Methods: The data for this study were from an ongoing study examining transitioning to chosen names among TNBYA. Interview data (N=12) are from TNBYA (age 18-25) from the Midwestern United States. Interviews were conducted virtually and in-person. Interviews were then transcribed verbatim, cleaned, and de-identified for analysis. Interviews were coded by the study team members to identify ways TNBYA adopt a chosen name as part of their gender identity development.
Results: Choosing a name was found to be an important stage in gender identity development that was viewed as authentic representations of their gender identity, particularly for nonbinary individuals who did not want their name to reflect a binary gender. Complex considerations were taken by TNBYA when transitioning to a chosen name. Some individuals wanted to honor their given name, choosing a variation that authentically reflected their gender identity. Looking toward the future, TNBYA considered whether their name would be taken seriously in professional environments. Among those who viewed chosen names as more fluid, they assigned significant meaning to their chosen names, particularly those whose ethnic culture normalized chosen names as fluid to reflect changing characteristics. Conversely, others were more ambivalent about their chosen name, stressing the influence of a chosen name on how they would be perceived by others. Selection of a gender-neutral name was frequently discussed as a way to avoid misgendering, which was often experienced by nonbinary individuals. Chosen names were also framed as a protective factor to distance themselves from the trauma associated with given names. Across participants, chosen names were disclosed to chosen family, many of which were often transgender and nonbinary individuals, with confidence the name would be received with acceptance. Notably, mental health providers were reported as an important source of support and affirmation when coming out. In particular, many TNBYA discussed trying on chosen names as part of the process, which was often facilitated by mental health providers. Strategic use of a chosen name by TNBYA was based on the environment’s perceived physical and emotional safety to test a chosen name, especially for those who had not changed their name legally.

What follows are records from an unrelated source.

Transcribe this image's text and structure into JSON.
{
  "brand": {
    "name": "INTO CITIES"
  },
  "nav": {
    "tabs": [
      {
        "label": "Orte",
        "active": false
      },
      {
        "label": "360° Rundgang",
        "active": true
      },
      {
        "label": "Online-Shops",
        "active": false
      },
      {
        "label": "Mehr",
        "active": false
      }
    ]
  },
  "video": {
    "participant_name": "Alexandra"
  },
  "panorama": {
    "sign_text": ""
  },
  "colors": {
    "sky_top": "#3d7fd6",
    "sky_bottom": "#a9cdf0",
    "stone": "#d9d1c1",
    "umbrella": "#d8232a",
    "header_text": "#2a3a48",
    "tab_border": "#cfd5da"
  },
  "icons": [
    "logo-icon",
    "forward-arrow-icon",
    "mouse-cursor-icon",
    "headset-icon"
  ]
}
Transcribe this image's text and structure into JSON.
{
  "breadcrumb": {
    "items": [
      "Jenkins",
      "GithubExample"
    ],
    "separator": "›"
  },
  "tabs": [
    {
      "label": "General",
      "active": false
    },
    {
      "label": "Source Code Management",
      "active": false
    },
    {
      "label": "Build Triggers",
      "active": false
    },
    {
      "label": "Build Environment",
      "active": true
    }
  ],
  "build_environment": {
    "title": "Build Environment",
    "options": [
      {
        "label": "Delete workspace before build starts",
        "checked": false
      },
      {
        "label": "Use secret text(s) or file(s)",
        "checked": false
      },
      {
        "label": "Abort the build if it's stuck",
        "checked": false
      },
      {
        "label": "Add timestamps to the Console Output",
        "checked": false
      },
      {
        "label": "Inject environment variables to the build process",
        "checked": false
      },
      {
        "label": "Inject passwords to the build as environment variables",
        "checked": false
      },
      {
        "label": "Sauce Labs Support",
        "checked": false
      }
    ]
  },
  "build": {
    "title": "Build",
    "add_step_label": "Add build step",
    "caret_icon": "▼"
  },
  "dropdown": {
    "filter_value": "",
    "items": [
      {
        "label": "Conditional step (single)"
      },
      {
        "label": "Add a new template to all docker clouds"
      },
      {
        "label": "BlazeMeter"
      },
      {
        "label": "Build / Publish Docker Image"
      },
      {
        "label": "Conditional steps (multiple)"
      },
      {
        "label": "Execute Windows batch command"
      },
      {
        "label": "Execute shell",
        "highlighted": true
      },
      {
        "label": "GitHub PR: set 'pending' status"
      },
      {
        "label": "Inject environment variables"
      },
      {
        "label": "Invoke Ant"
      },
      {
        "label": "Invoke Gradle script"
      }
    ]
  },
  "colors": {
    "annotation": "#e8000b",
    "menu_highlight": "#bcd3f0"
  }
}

Conclusion: Chosen names for TNBYA are an important on-going process in gender identity development that bridges gender identity and gender expression. Specifically for nonbinary individuals, chosen names were not binary gendered names, but used to affirm nonbinary internal identification and de-gender their external engagement with others. During this stage of gender identity development, mental health providers can support TNBYA through creating safe spaces for trying on chosen names and provide affirmation and assistance while TNBYA are navigating complex considerations of choosing a name represents their identity.